Datapages, Inc.Print this page

Denise N. Pfeffer1, Dennis R. Prezbindowski2, Blake B. Sherman2, Michael W. Waite3
(1) Texaco Upstream Technology, Houston, TX
(2) Texaco, Houston, TX
(3) Saudi Arabian Texaco, Kuwait

Abstract: Deterministic and Stochastic Methods of Distributing Reservoir Properties in a Complex Carbonate Reservoir – Cretaceous, Ratawi Oolite in the Partitioned Neutral Zone of Saudi Arabia and Kuwait

Complex porosity and permeability relationships are common in carbonate reservoirs, even within individual lithofacies. These relationships make it difficult to accurately predict and distribute reservoir properties in a static geological model because of varying degrees of spacial uncertainty. Measured reservoir properties can be distributed to nonsampled areas using deterministic or stochastic techniques. Deterministic techniques range from simple distance weighted interpolation to linear and non-linear transformations of distributed properties. Geostatistical approaches utilize stochastic techniques such as Sequential Gaussian simulation and Cloud Transforms. Comparisons of deterministic and stochastic approaches for predicting permeability and distributing reservoir properties were conducted in a Lower Cretaceous, carbonate reservoir in the Partitioned Neutral Zone of Saudi Arabia and Kuwait. Cumulative density function graphs (CDFs) were used to compare permeability predicted from deterministic and stochastic techniques with measured values from core. This 1-dimensional comparison using CDF plots demonstrated that the stochastic technique (cloud transform) more closely matched the permeability distribution derived from core measurements for individual wells as well as globally. In addition to more accurately reproducing the permeability distribution, the cloud transform provided the means to quantify the inherent uncertainty associated with the reservoir’s complex porosity and permeability relationships. Quantitative and graphical comparisons of 3-dimensional, deterministic and stochastic porosity and permeability models demonstrated that significant differences are observed in fluid flow for areas associated with particular wells or for regional-area fluid flow. The stochastic technique proved to be a more accurate method for distributing observed complex reservoir properties.

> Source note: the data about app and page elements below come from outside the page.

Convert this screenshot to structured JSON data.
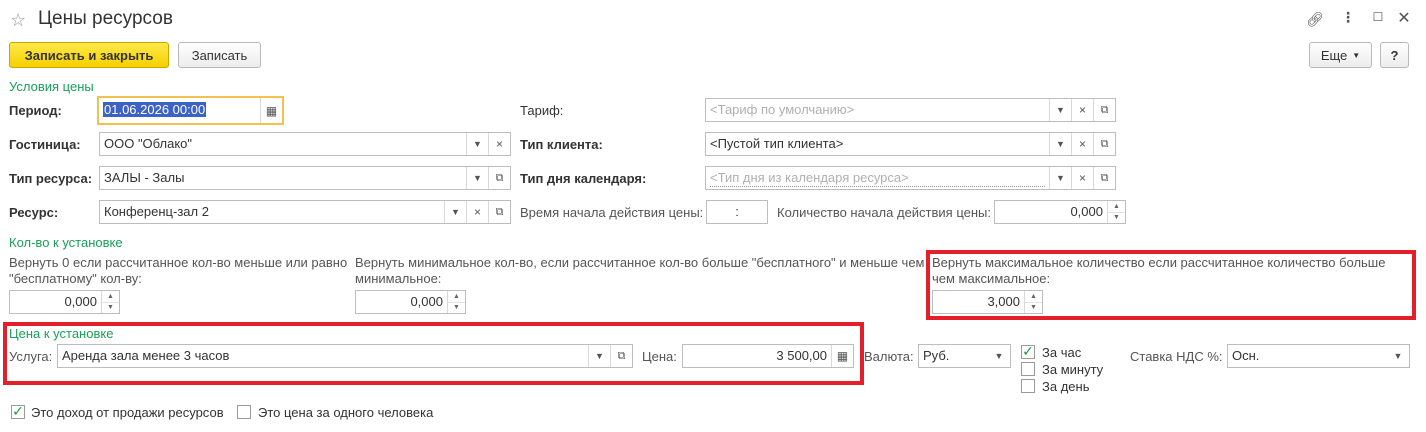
{
  "window": {
    "title": "Цены ресурсов"
  },
  "toolbar": {
    "save_close_label": "Записать и закрыть",
    "save_label": "Записать",
    "more_label": "Еще",
    "help_label": "?"
  },
  "price_conditions": {
    "group_title": "Условия цены",
    "period_label": "Период:",
    "period_value": "01.06.2026 00:00",
    "hotel_label": "Гостиница:",
    "hotel_value": "ООО \"Облако\"",
    "resource_type_label": "Тип ресурса:",
    "resource_type_value": "ЗАЛЫ - Залы",
    "resource_label": "Ресурс:",
    "resource_value": "Конференц-зал 2",
    "tariff_label": "Тариф:",
    "tariff_placeholder": "<Тариф по умолчанию>",
    "client_type_label": "Тип клиента:",
    "client_type_value": "<Пустой тип клиента>",
    "calendar_day_type_label": "Тип дня календаря:",
    "calendar_day_type_placeholder": "<Тип дня из календаря ресурса>",
    "start_time_label": "Время начала действия цены:",
    "start_time_value": ":",
    "start_qty_label": "Количество начала действия цены:",
    "start_qty_value": "0,000"
  },
  "quantity_setup": {
    "group_title": "Кол-во к установке",
    "zero_label": "Вернуть 0 если рассчитанное кол-во меньше или равно \"бесплатному\" кол-ву:",
    "zero_value": "0,000",
    "min_label": "Вернуть минимальное кол-во, если рассчитанное кол-во больше \"бесплатного\" и меньше чем минимальное:",
    "min_value": "0,000",
    "max_label": "Вернуть максимальное количество если рассчитанное количество больше чем максимальное:",
    "max_value": "3,000"
  },
  "price_setup": {
    "group_title": "Цена к установке",
    "service_label": "Услуга:",
    "service_value": "Аренда зала менее 3 часов",
    "price_label": "Цена:",
    "price_value": "3 500,00",
    "currency_label": "Валюта:",
    "currency_value": "Руб.",
    "per_hour_label": "За час",
    "per_hour_checked": true,
    "per_minute_label": "За минуту",
    "per_minute_checked": false,
    "per_day_label": "За день",
    "per_day_checked": false,
    "vat_label": "Ставка НДС %:",
    "vat_value": "Осн."
  },
  "flags": {
    "resource_income_label": "Это доход от продажи ресурсов",
    "resource_income_checked": true,
    "per_person_label": "Это цена за одного человека",
    "per_person_checked": false
  },
  "colors": {
    "group_title": "#18a057",
    "primary_button": "#f5d100",
    "highlight_box": "#e3202a",
    "focus_border": "#f2c14e",
    "selection": "#3b62c4"
  }
}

AAPG Search and Discovery Article #90914©2000 AAPG Annual Convention, New Orleans, Louisiana